Every Week It's Wibbley-Wobbley Timey-Wimey Pookie-Reviewery...

Friday, 3 June 2011

Swords, Sorcery, & Cthulhu

In publishing The Legacy of Arrius Lurco, the first campaign for Cthulhu Invictus, Miskatonic River Press introduced us to the House of Lurco, one of the major investors in the Reds Chariot Racing team in Ancient Rome. More specifically, it introduced us to the mystery of what had happened to family patrician many years before in Crete and to Arrius Lurco’s strange behaviour now. Delving into this mystery would take the investigators would take them up and down Rome’s social strata, all the whilst being chased by an ancient cult; to Greece to consult with the greatest of Oracles; and lastly to Crete to confront the cause of Arrius Lurco’s legacy. Though the campaign was spurred onwards by contact with the House of Lurco, the family does not figure in the later chapters as the investigators are forced to find other allies. In completing The Legacy of Arrius Lurco, there remains the unanswered question what happens to the family who drew them into the dangers at the heart of the Mare Nostrum?

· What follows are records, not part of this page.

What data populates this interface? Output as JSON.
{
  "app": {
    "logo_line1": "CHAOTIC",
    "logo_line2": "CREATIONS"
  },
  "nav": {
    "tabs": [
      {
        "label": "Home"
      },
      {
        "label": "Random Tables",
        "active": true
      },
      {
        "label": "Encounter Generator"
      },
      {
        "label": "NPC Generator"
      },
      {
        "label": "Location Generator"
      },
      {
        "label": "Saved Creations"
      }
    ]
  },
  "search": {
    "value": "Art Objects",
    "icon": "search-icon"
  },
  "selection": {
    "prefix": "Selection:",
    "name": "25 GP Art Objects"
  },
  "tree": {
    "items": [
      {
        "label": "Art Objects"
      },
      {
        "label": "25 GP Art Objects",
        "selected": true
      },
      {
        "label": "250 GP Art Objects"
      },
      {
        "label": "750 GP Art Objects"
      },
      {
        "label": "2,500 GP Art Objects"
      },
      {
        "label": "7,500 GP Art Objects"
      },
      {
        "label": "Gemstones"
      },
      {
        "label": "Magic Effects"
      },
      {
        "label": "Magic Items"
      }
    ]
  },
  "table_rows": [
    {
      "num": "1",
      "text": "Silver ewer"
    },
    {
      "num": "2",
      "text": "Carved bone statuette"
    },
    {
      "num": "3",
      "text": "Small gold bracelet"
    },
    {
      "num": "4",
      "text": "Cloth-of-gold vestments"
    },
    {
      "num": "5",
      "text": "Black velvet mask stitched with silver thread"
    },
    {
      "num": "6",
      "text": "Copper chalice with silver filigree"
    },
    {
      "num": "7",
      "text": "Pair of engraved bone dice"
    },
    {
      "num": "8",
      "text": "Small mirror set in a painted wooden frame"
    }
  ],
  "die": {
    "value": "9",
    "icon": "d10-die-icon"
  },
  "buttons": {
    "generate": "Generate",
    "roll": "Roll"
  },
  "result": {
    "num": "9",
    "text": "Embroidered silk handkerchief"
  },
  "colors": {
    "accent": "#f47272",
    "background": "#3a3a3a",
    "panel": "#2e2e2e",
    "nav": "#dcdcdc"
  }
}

This is a question answered with “Mystery in Sardinia – The Epilogue to The Legacy of Arrius Lurco,” which like “Naufractus Or Shipwrecked – A Prequel to The Legacy of Arrius Lurco,” was made available as a bonus for pre-orders placed with the publisher for the campaign itself. The adventure takes place a more than a year after the events of the campaign, with the investigators finding that House Lurco has not forgotten their efforts despite not actively supporting them. Invited to the marriage of Appius Arrius Melito, the brother who sought their help at the start of The Legacy of Arrius Lurco, the investigators are asked to help with another problem. As part of his young wife’s dowry, Melito received the gift of a plantation on the island of Sardinia. He and his wife plan to settle there, but the team he sent to survey the site has not returned, perhaps having vanished at the hands of the locals who refuse to work the land. So Melito asks the investigators to lead a second survey whilst also determining what happened to the first team.

Just as with “Nautfractus” and the campaign itself, “Mystery in Sardinia” is not an investigative scenario in Call of Cthulhu’s traditional sense. It lacks the typical paper trail, instead shifting its focus to interpersonal, exploratory, and combative play. In these “Mystery in Sardinia” is actually a very traditional scenario in a roleplaying sense. The location of the plantation is relatively isolated; it is surrounded by wary locals who know more than they are prepared to speak of; and its secrets are born of are magical doings. This makes it sound almost like the archetypal Dungeons & Dragons adventure, but then Cthulhu Invictus is flexible enough to support the “Swords & Sandals” genre, which The Legacy of Arrius Lurco also happens to feature. Plus if “Mystery in Sardinia” is a Dungeons & Dragons-style adventure, it is a much harder one in that the investigators, rather than adventurers, lack magic and magical weaponry. This in a sense is a pity, because in order to defeat the danger at the heart of the plantation, the investigators are going to need magical weaponry. The likelihood is that they lack such items in their arsenal, but fortunately, the scenario goes out of its way to provide some. Two options are presented as means of acquiring enchanted arms, both of which require a degree of negotiation and recompense.

Another difference with “Mystery in Sardinia” when compared to other scenarios for Cthulhu Invictus is that it does not make use of Greco-Roman myth. It owes more to the work of Ray Harryhausen and Dungeons & Dragons than anything else.

As with “Naufractus Or Shipwrecked – A Prequel to The Legacy of Arrius Lurco,” this 1.57 Mb, eleven-page PDF, is well laid out with a good map. It does lack illustrations, but for a free scenario given out for supporting the campaign’s release, this not a problem.

There is a pleasing reward to be had by the investigators if they successfully complete both tasks given to them by Arrius Melito, that in addition to the usual Sanity gains. Yet, the surprise is that “Mystery in Sardinia” is not just a sequel to The Legacy of Arrius Lurco, but a possible bridging scenario to further adventures. It hints at one more to come, though when that will be is a good question given the limited number of books that Miskatonic River Press is able to publish. In the meantime, we can only implore Oscar Rios to revisit Ancient Rome once again.

Whilst “Mystery in Sardinia – The Epilogue to The Legacy of Arrius Lurco” could be played as standalone scenario, to do so would mean that the investigators would miss much of its back story and an opportunity for everyone to enjoy a happy occasion. It also marks a change of pace after The Legacy of Arrius Lurco, one that is not as morally challenging as parts of the campaign, but is rather more straightforward and more physical than most scenarios.